The final year of the project will feature expanded application of treatments to enhance students' resiliency. Each campus will have developed its own distinctive campaigns, which may include approaches common to multiple institutions and others unique to the culture, environment and students of each school. Shandley said, "We're not looking for one solution for everyone. We'll decide what we do here at Davidson based on our own data, while others will seek their own solutions."
Though the program is being administered primarily by faculty and staff at each institution, with Duke University serving as overall coordinator, Davidson is hosting an undergraduate research experience each summer for two students from each school. They will serve as research fellows under Lauren Stutts, visiting assistant professor of psychology, developing their own projects about resiliency while working collectively to support the overall goals of the study.

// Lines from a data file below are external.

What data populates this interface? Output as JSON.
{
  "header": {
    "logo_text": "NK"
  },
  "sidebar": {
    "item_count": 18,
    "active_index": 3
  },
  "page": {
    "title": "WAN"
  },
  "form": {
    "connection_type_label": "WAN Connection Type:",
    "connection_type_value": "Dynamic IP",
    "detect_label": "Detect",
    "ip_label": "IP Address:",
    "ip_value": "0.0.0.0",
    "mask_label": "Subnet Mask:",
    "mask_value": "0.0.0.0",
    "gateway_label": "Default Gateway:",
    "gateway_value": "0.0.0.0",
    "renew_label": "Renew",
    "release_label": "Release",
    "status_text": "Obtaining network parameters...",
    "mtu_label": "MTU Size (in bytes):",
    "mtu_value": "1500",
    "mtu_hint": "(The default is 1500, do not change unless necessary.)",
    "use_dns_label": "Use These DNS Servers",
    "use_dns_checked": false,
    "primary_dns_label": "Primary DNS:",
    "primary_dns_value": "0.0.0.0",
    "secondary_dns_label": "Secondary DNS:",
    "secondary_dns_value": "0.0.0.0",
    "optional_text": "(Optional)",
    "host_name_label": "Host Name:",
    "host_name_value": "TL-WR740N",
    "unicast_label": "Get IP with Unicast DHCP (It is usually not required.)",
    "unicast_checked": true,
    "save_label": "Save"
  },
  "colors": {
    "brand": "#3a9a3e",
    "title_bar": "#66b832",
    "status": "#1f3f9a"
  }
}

"The summer program is a unique experience that trains students as researchers and allows them to have a voice in a project about their cohort," said Stutts. "They are excited to be part of a project that will have direct translational value to programs on campus."
The Davidson students involved are psychology majors Meredith Nakano '15 and Grace Lee Simmons '15. Nakano will investigate the relationship between emotional well-being (loneliness vs. belonging) and the quality and quantity of peer relationships. Simmons' project will investigate whether there are gender differences in coping strategies.
Other student researchers are tackling issues such as the relationship between number of stressful life events and the ability to be resilient, how ethnicity affects a student's ability to become resilient, and the relationship between sense of belonging and making healthy choices.
The student researchers will summarize their findings in a poster session for The Duke Endowment board members at Davidson on July 24.
Administrators expect that the results of the project will benefit not only the four Duke Endowment institutions, but also the higher education community at large, providing scholarly findings about an important issue for higher education.